If an electric motor operates at too high a voltage, excess current flowing through the windings can cause them to become hot and burn out. While it is normally not practical to repair small, direct current (DC) motors that have burned out, other motors can be repaired by rewinding.
When a motor burns out, a short circuit occurs in the windings and the motor ceases to turn. You can test for a short circuit by checking the resistance of the windings with an ohmmeter; a reading of 0 ohms (Ω) indicates a short.
The first step in rewinding a motor is to remove the old winding. Commercially, this is done by baking the stationary part of a motor in an oven at 650 degrees Fahrenheit for several hours.
The new windings are wound on a coil winding machine, under the supervision of a technician, who controls the tension, layering and number of turns. The newly wound coil is dipped in epoxy varnish and, once again, baked in an oven to complete the process.

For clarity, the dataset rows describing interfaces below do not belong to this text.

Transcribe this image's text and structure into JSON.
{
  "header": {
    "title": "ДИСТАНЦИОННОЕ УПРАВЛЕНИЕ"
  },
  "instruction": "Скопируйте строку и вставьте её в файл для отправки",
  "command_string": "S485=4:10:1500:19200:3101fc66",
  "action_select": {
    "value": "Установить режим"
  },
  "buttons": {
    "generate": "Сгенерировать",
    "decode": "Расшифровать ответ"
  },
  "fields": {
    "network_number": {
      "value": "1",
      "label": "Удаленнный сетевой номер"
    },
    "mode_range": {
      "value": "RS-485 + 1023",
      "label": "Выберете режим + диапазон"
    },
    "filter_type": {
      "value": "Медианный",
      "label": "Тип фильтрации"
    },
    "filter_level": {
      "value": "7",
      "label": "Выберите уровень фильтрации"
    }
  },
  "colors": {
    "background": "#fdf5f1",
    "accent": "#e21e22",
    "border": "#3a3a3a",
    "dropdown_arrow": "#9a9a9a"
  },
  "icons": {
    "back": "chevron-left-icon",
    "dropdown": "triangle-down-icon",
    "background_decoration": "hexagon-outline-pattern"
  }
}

- Maintenance World: Maintenance and Troubleshooting of Electric Motors
- “Robot Builder's Sourcebook”; Gordon McComb; 2002
About the Author
A full-time writer since 2006, David Dunning is a professional freelancer specializing in creative non-fiction. His work has appeared in "Golf Monthly," "Celtic Heritage," "Best of British" and numerous other magazines, as well as in the book "Defining Moments in History." Dunning has a Master of Science in computer science from the University of Kent.